** Source records follows **

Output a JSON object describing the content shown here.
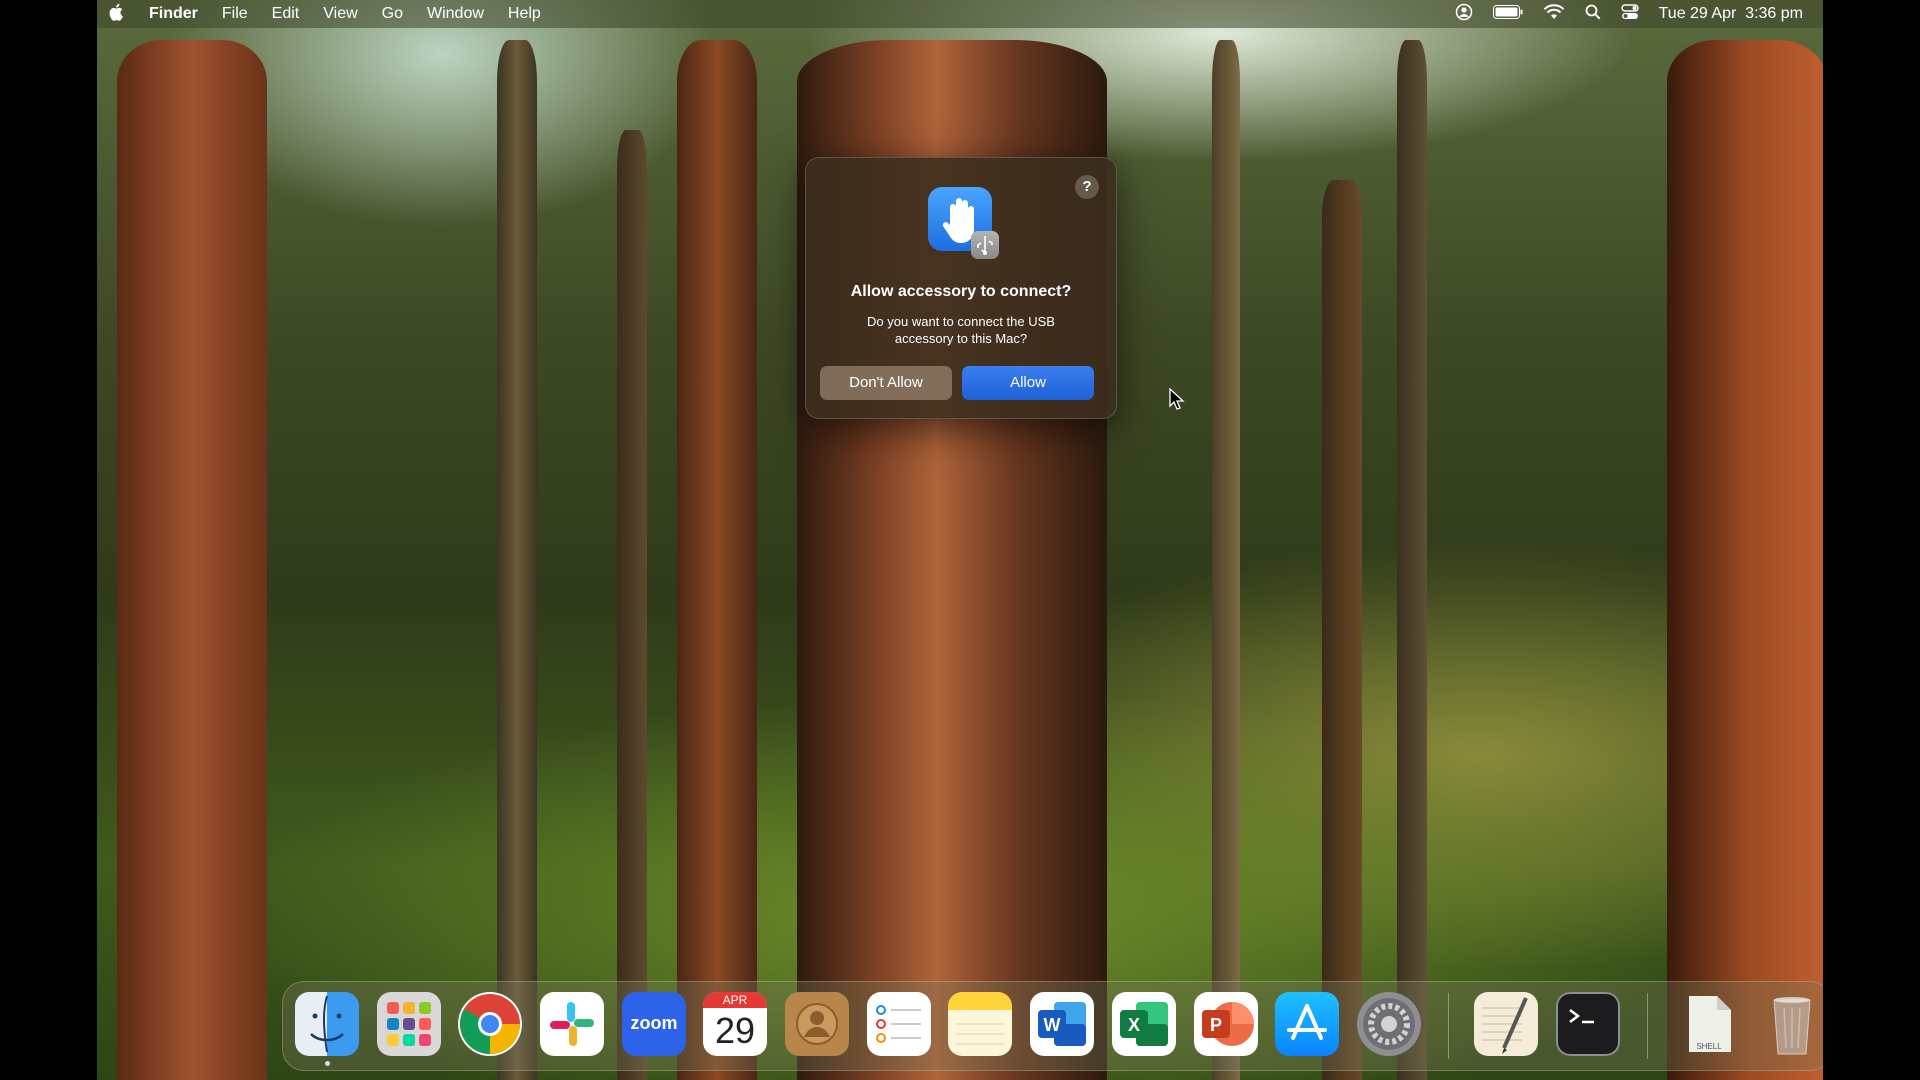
{
  "menubar": {
    "app_name": "Finder",
    "menus": [
      "File",
      "Edit",
      "View",
      "Go",
      "Window",
      "Help"
    ],
    "status_icons": [
      "user-icon",
      "battery-icon",
      "wifi-icon",
      "search-icon",
      "control-center-icon"
    ],
    "clock": "Tue 29 Apr  3:36 pm"
  },
  "dialog": {
    "help_label": "?",
    "title": "Allow accessory to connect?",
    "message": "Do you want to connect the USB accessory to this Mac?",
    "deny_label": "Don't Allow",
    "allow_label": "Allow",
    "icon": "hand-usb-icon"
  },
  "dock": {
    "calendar_month": "APR",
    "calendar_day": "29",
    "zoom_label": "zoom",
    "shell_label": "SHELL",
    "apps": [
      "Finder",
      "Launchpad",
      "Chrome",
      "Slack",
      "Zoom",
      "Calendar",
      "Contacts",
      "Reminders",
      "Notes",
      "Word",
      "Excel",
      "PowerPoint",
      "App Store",
      "System Settings",
      "TextEdit",
      "Terminal"
    ]
  },
  "colors": {
    "accent": "#1f62d6",
    "dialog_bg": "#3c2d1e"
  }
}
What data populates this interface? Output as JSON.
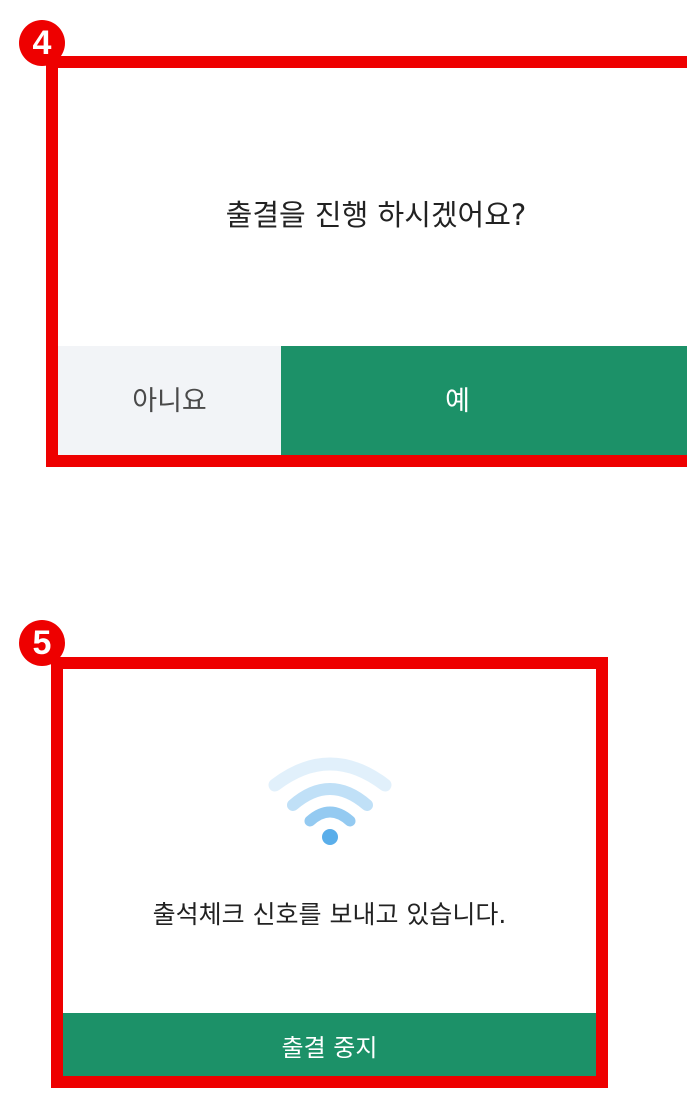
{
  "steps": {
    "confirm": {
      "badge": "4",
      "message": "출결을 진행 하시겠어요?",
      "no_label": "아니요",
      "yes_label": "예"
    },
    "sending": {
      "badge": "5",
      "icon": "wifi-signal-icon",
      "message": "출석체크 신호를 보내고 있습니다.",
      "stop_label": "출결 중지"
    }
  },
  "colors": {
    "highlight": "#ee0000",
    "primary": "#1c9168",
    "secondary_bg": "#f2f4f7",
    "wifi": "#5aaeea"
  }
}
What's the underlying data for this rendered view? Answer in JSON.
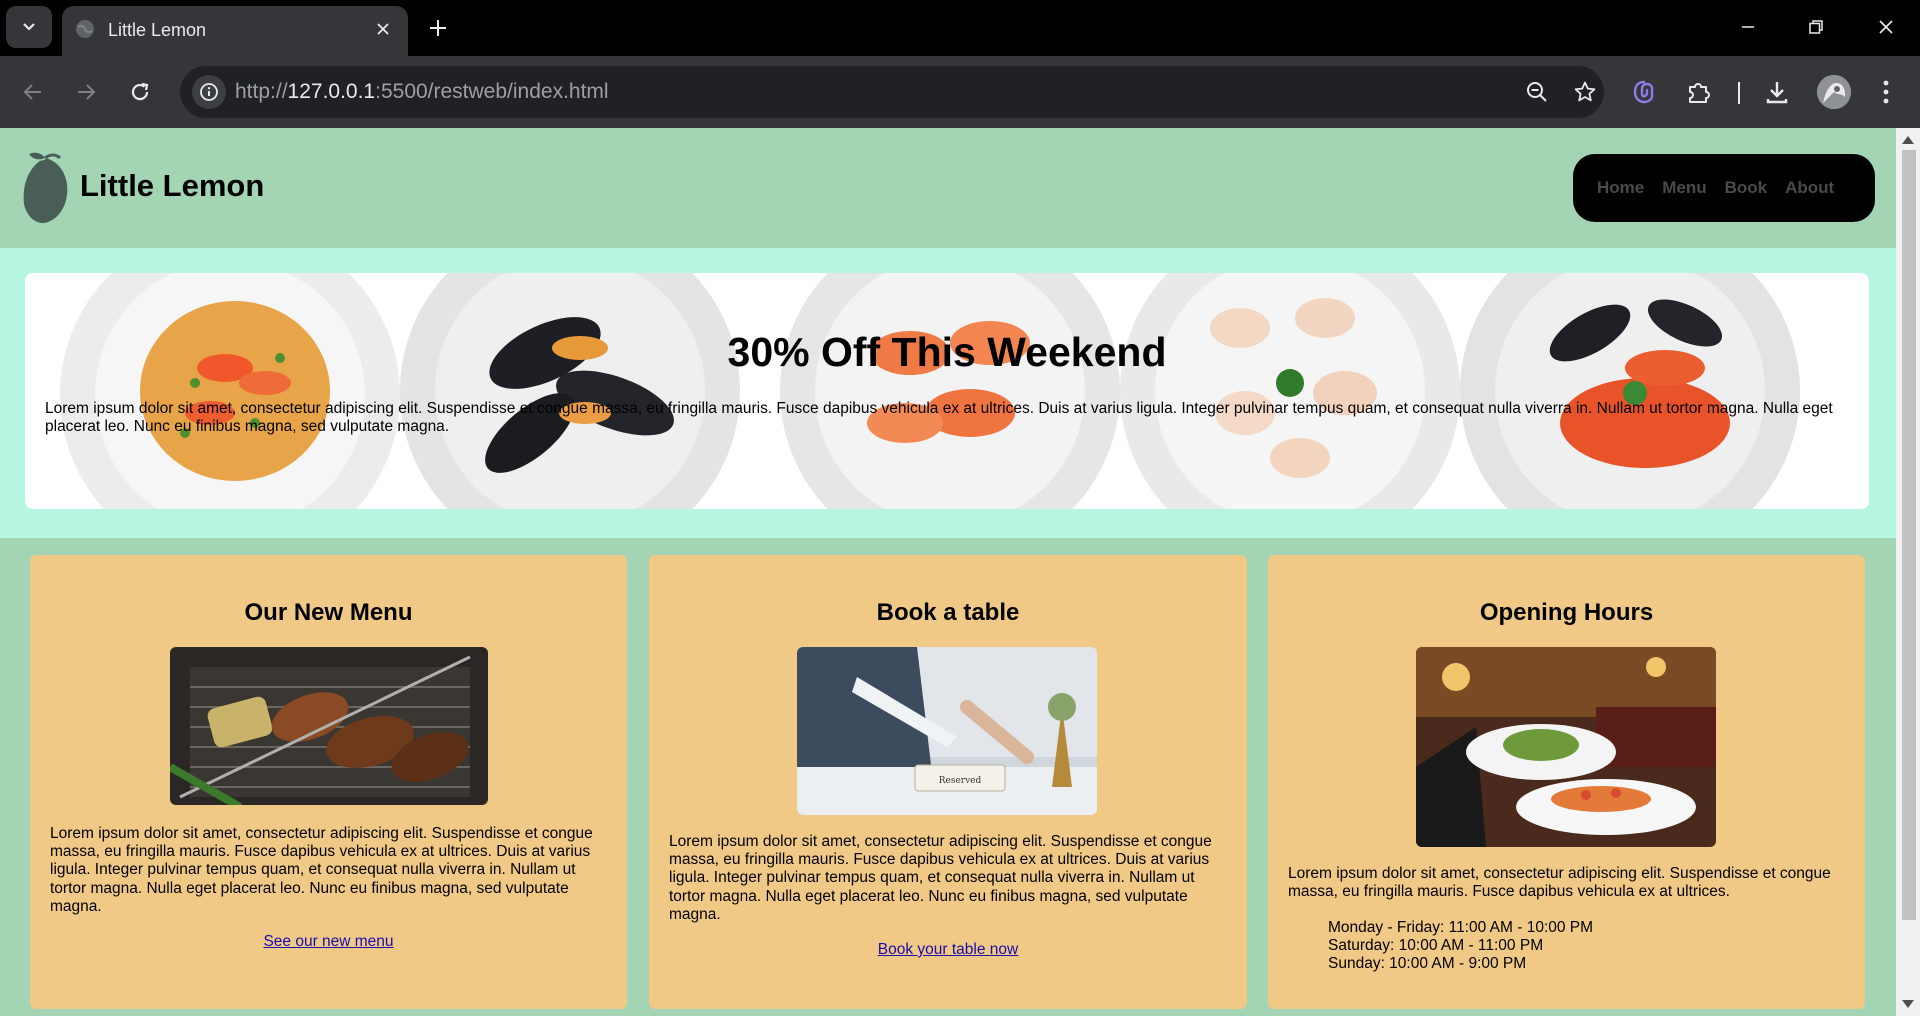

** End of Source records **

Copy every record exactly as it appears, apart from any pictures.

▶ Completed task
Output a JSON object describing the content shown here.
{
  "menubar": {
    "app_name": "Finder",
    "menus": [
      "File",
      "Edit",
      "View",
      "Go",
      "Window",
      "Help"
    ],
    "status_icons": [
      "user-icon",
      "battery-icon",
      "wifi-icon",
      "search-icon",
      "control-center-icon"
    ],
    "clock": "Tue 29 Apr  3:36 pm"
  },
  "dialog": {
    "help_label": "?",
    "title": "Allow accessory to connect?",
    "message": "Do you want to connect the USB accessory to this Mac?",
    "deny_label": "Don't Allow",
    "allow_label": "Allow",
    "icon": "hand-usb-icon"
  },
  "dock": {
    "calendar_month": "APR",
    "calendar_day": "29",
    "zoom_label": "zoom",
    "shell_label": "SHELL",
    "apps": [
      "Finder",
      "Launchpad",
      "Chrome",
      "Slack",
      "Zoom",
      "Calendar",
      "Contacts",
      "Reminders",
      "Notes",
      "Word",
      "Excel",
      "PowerPoint",
      "App Store",
      "System Settings",
      "TextEdit",
      "Terminal"
    ]
  },
  "colors": {
    "accent": "#1f62d6",
    "dialog_bg": "#3c2d1e"
  }
}
What data populates this interface? Output as JSON.
{
  "steps": {
    "confirm": {
      "badge": "4",
      "message": "출결을 진행 하시겠어요?",
      "no_label": "아니요",
      "yes_label": "예"
    },
    "sending": {
      "badge": "5",
      "icon": "wifi-signal-icon",
      "message": "출석체크 신호를 보내고 있습니다.",
      "stop_label": "출결 중지"
    }
  },
  "colors": {
    "highlight": "#ee0000",
    "primary": "#1c9168",
    "secondary_bg": "#f2f4f7",
    "wifi": "#5aaeea"
  }
}
What's the underlying data for this rendered view? Answer in JSON.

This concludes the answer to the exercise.